Coming to hot press pages, these cannot soak water as quickly as cold press pages can – and hence you can mix and play with colors before they’ve dried for much longer. However, for wet media, the cold press pages are more reliable, since they have grooves and bumps which hold wet media better. If you do experience warping, artist’s tape can easily remedy it.
Pros & Cons
5. Arches Watercolor Block
If you’re looking for the best, standard block for all your art needs – look no further than Arches. Known for being able to handle just about any medium – from pencils to watercolors, it comes in both cold pressed and hot pressed varieties depending on your needs. Made from 100 percent cotton, a number of artists have proclaimed it as the best general purpose art paper.
Watercolor, happily, is not an issue at all with this paper.
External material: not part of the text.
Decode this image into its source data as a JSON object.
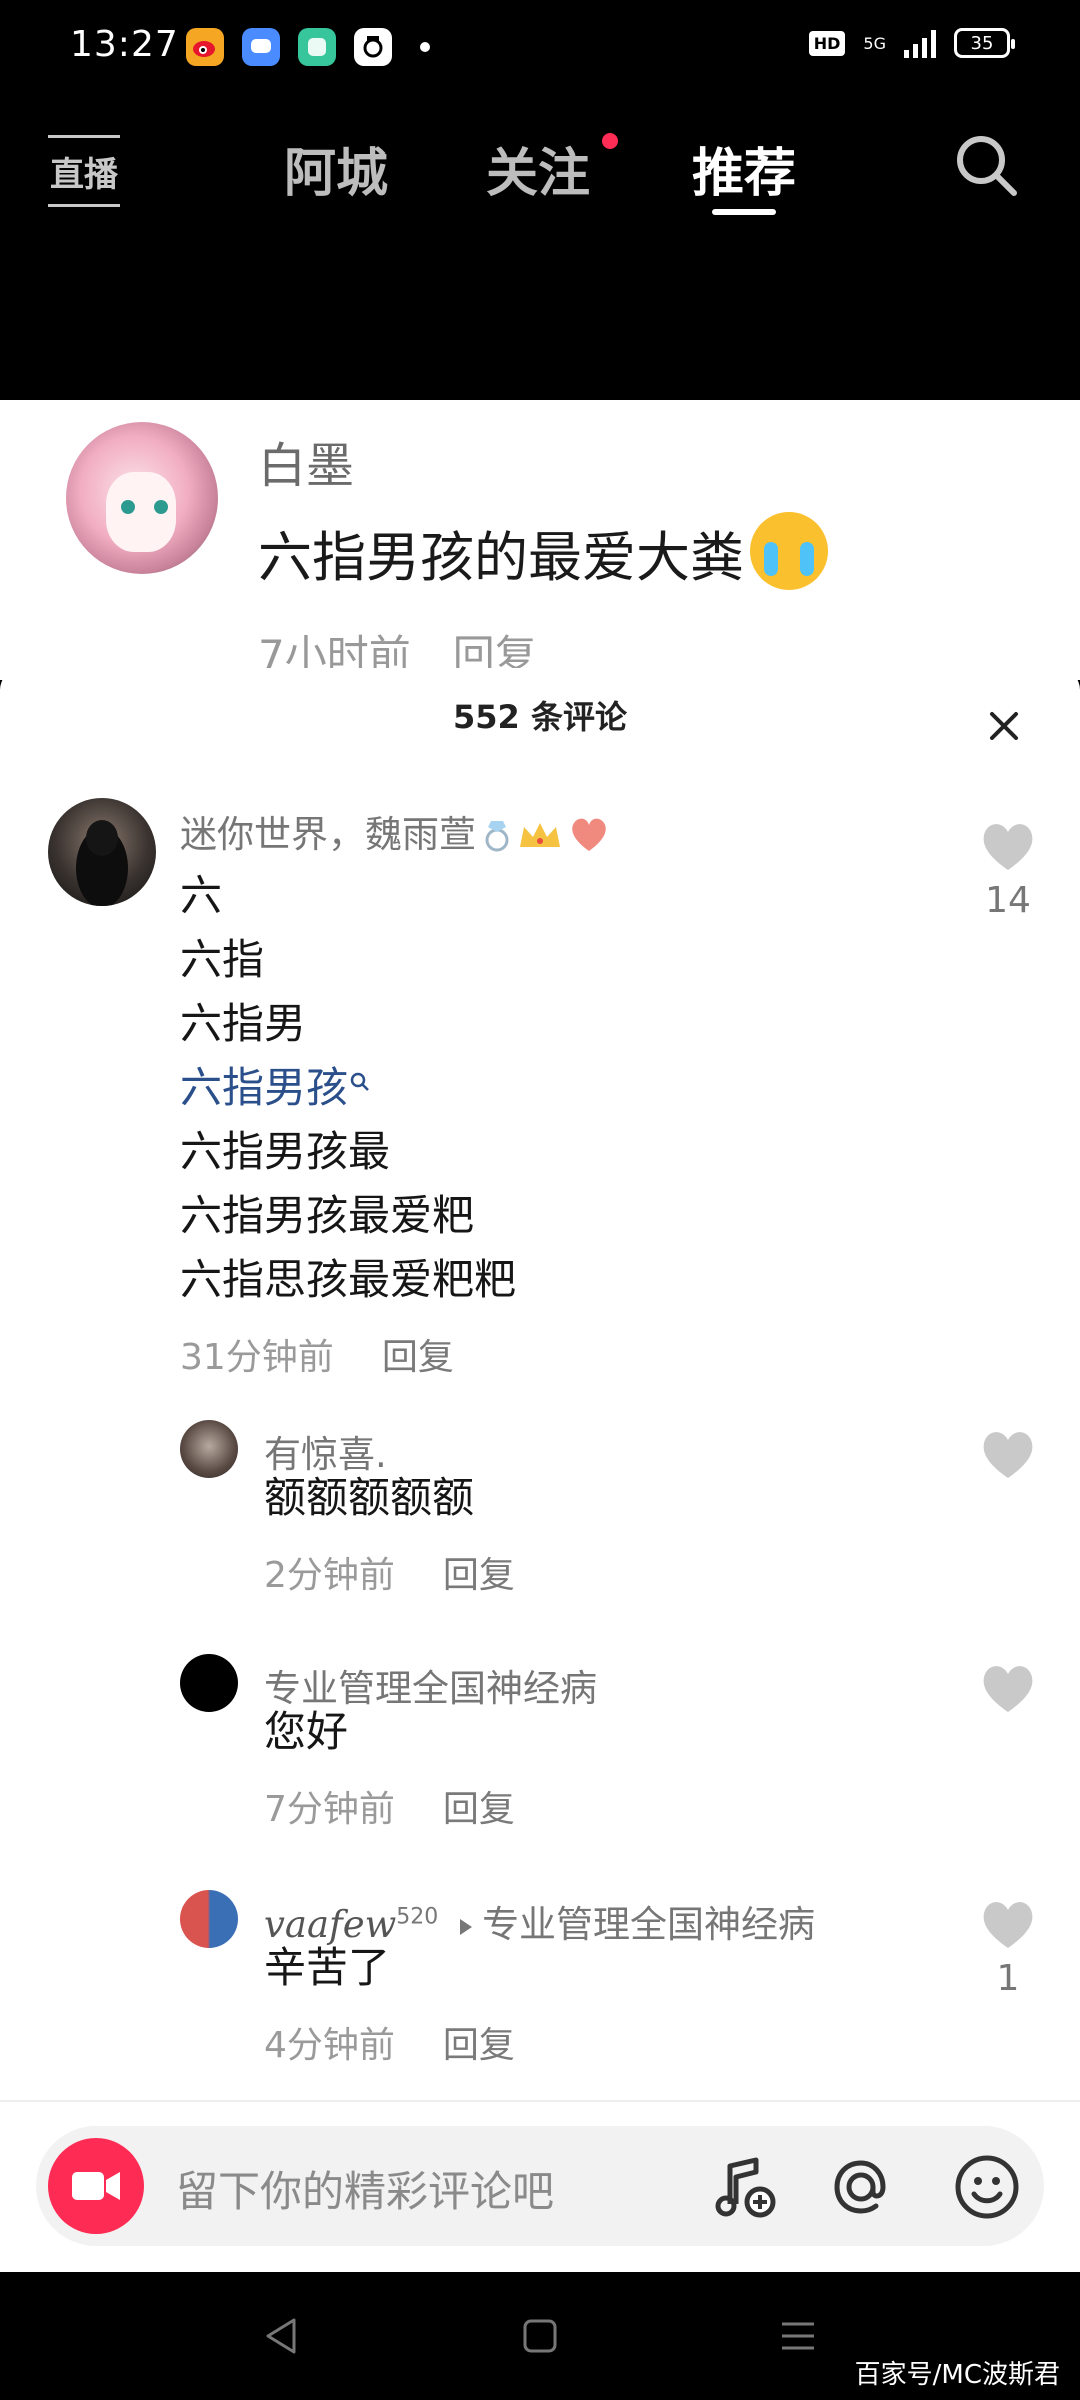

It can handle both water and paint with ease (especially on the cold pressed variant), and your pencil colors will add incredible depth and character to the artwork. However, while dealing with water and paint, make sure you don’t saturate the same surface over and over again when doing repeated washes.
Pros & Cons
Best Blending Techniques for Prismacolor pencils
1. Using a bristle brush to spread the colors
A medium brush can be used to smear the colors which you’ve already applied on the page. Spreading colors together ensures they’ll blend, and making them more dense will only increase the intensity – meanwhile, the concentrations which are thinner are going to be lighter. Thick papers need thicker brushes, and vice versa as a general rule of thumb.
2. Layering your colors on top of each other
One of the tried and tested ways of mixing and blending colors is to layer colors on top of each other. Gradients can easily be formed if you end up layering darker and lighter colors alternatively. However, make sure you don’t put too much pressure when layering, since it’s a one-way process, and getting layers off is nigh-on impossible.
This technique works both for lightening up colors which end up darker than you intended them to, as well as for adding nuance to skin shades, sunsets, etc.
3. Blender Pencils
This might be the best solution here, but involves having to spend some more than you already have. These pencils are similar to regular pencils, but do not have any color whatsoever. The usage is simply by rubbing it on top of colors which you intend to blend – side to side rubbing is needed until you get your desired blending effect.
Caring for your Prismacolor Pencils
As you might have noticed, these pencils are not like regular pencils. They have much softer tips, and hence are very prone to getting broken or blunted accidentally. Hence, to make sure you get the best experience possible, keep them as protected as you can. Further, rough use or unintended drops lead to smudged up drawings and lead being wasted.